At first glance, this looks to be between linear and quadratic time, but the constraints are not given so I’m not sure if this is a fast enough solution. If it isn’t, one potential optimization is to keep track of the minimum and maximum elements in years[]. With this, I could just iterate between those two values rather than searching through the whole array to find the maximum. For example, with the sample input, my minimum would be -80000 and my maximum would be 2004 (not because they are the end elements, but because they are the lowest and highest elements in the array), and instead of iterating from 0 to 102005 to find the maximum, I would just need to iterate from 20,000 to 102004. I did not include this, but it can be easily added.

For those of you who do the USACO Training Gateway, this problem is almost completely identical to the 1.2 problem Milking Cows. If you are new to programming, this should be an incentive to do more practice because the chances of you finding a problem you’ve already solved is much greater than if you did not do practice.
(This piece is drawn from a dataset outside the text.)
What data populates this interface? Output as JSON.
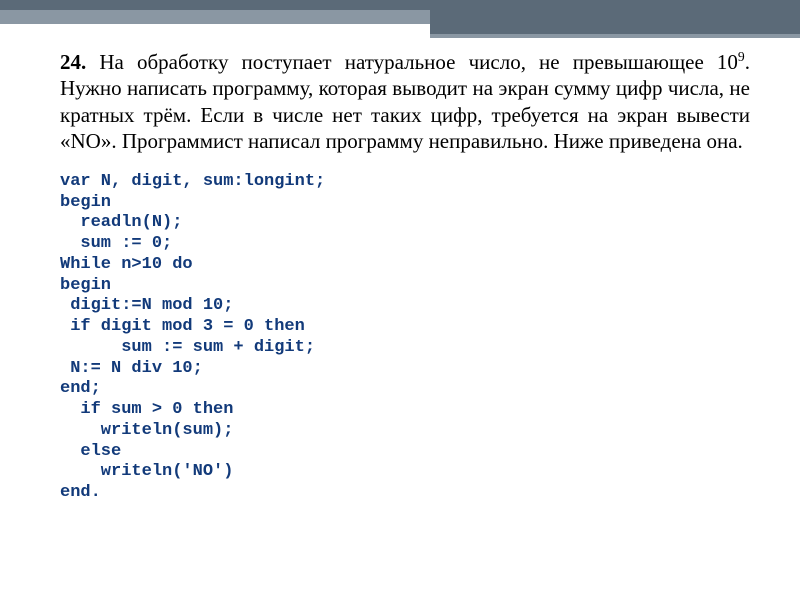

And a note to the problem setter: A better idea would be to, instead of using years, use a smaller quantity such as seconds, minutes, or at least days. There is a lot of potential overlap with using a large time quantity such as year. For example, suppose there are two dinosaurs, Dinosaur A and B. Dinosaur A could have a death year of 2000 and Dinosaur B could have a birth year of 2000. However, Dinosaur A could have died in January whereas Dinosaur B could have been born in December. Consequently, they would not be alive at the same time. We are forced to assume that all these dinosaurs have died and were born at the same time on the same day in each year. If you’d like, you may simply state that we could assume the above statement. But without it, there is too much overlap to correctly identify how many dinosaurs were alive at one point in time.